▶ **To do**
Return the lines below that carry the word "text".

::: Task input

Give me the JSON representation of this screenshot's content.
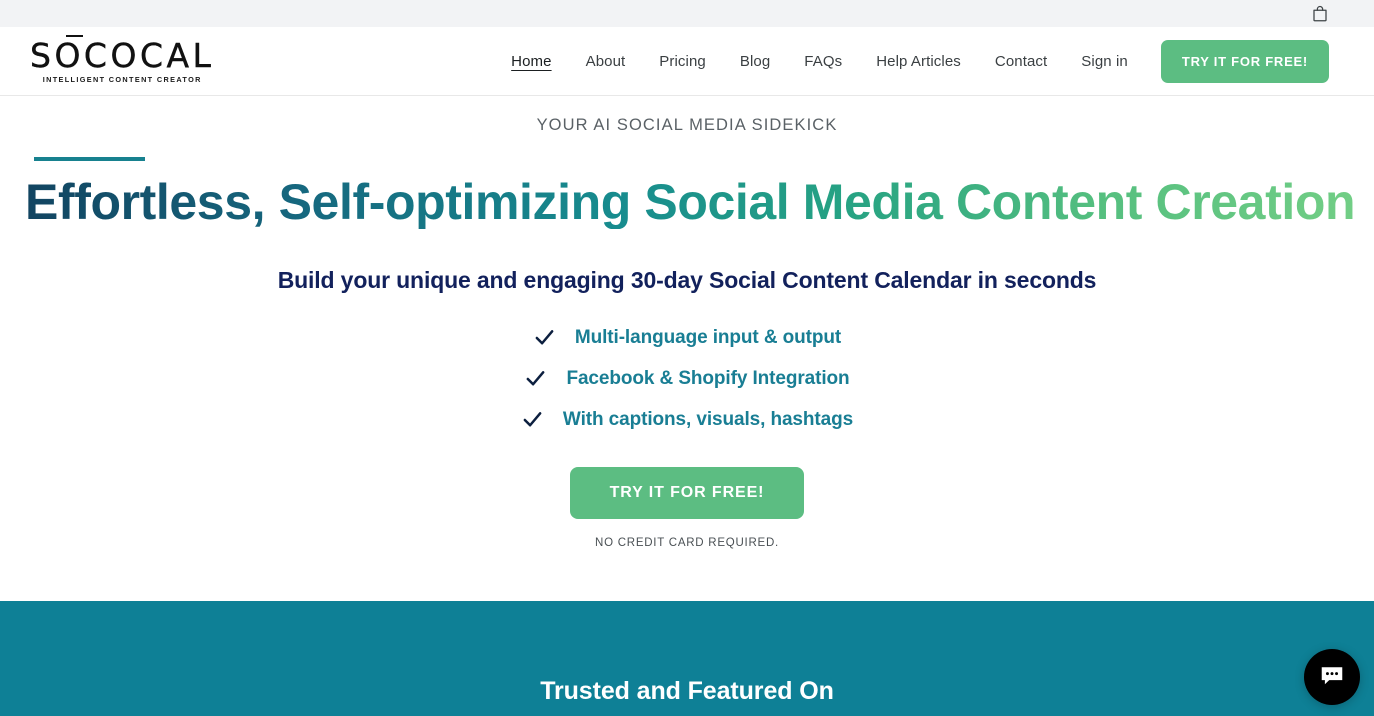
{
  "topbar": {
    "cart_icon": "shopping-bag-icon"
  },
  "header": {
    "logo": {
      "wordmark": "SOCOCAL",
      "tagline": "INTELLIGENT CONTENT CREATOR"
    },
    "nav": [
      {
        "label": "Home",
        "active": true
      },
      {
        "label": "About",
        "active": false
      },
      {
        "label": "Pricing",
        "active": false
      },
      {
        "label": "Blog",
        "active": false
      },
      {
        "label": "FAQs",
        "active": false
      },
      {
        "label": "Help Articles",
        "active": false
      },
      {
        "label": "Contact",
        "active": false
      },
      {
        "label": "Sign in",
        "active": false
      }
    ],
    "cta_label": "TRY IT FOR FREE!"
  },
  "hero": {
    "eyebrow": "YOUR AI SOCIAL MEDIA SIDEKICK",
    "title": "Effortless, Self-optimizing Social Media Content Creation",
    "subtitle": "Build your unique and engaging 30-day Social Content Calendar in seconds",
    "features": [
      {
        "icon": "check-icon",
        "text": "Multi-language input & output"
      },
      {
        "icon": "check-icon",
        "text": "Facebook & Shopify Integration"
      },
      {
        "icon": "check-icon",
        "text": "With captions, visuals, hashtags"
      }
    ],
    "cta_label": "TRY IT FOR FREE!",
    "cta_note": "NO CREDIT CARD REQUIRED."
  },
  "band": {
    "title": "Trusted and Featured On"
  },
  "chat": {
    "icon": "chat-bubble-icon"
  },
  "colors": {
    "topbar_bg": "#f2f3f5",
    "cta_green": "#5cbd82",
    "band_teal": "#0e8096",
    "accent_teal": "#17818f",
    "feature_teal": "#197e94",
    "subtitle_navy": "#12215c",
    "title_gradient_start": "#11415e",
    "title_gradient_end": "#74cf86",
    "chat_bg": "#000000"
  }
}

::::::

▶ **Response box**
        "text": "Multi-language input & output"
        "text": "Facebook & Shopify Integration"
        "text": "With captions, visuals, hashtags"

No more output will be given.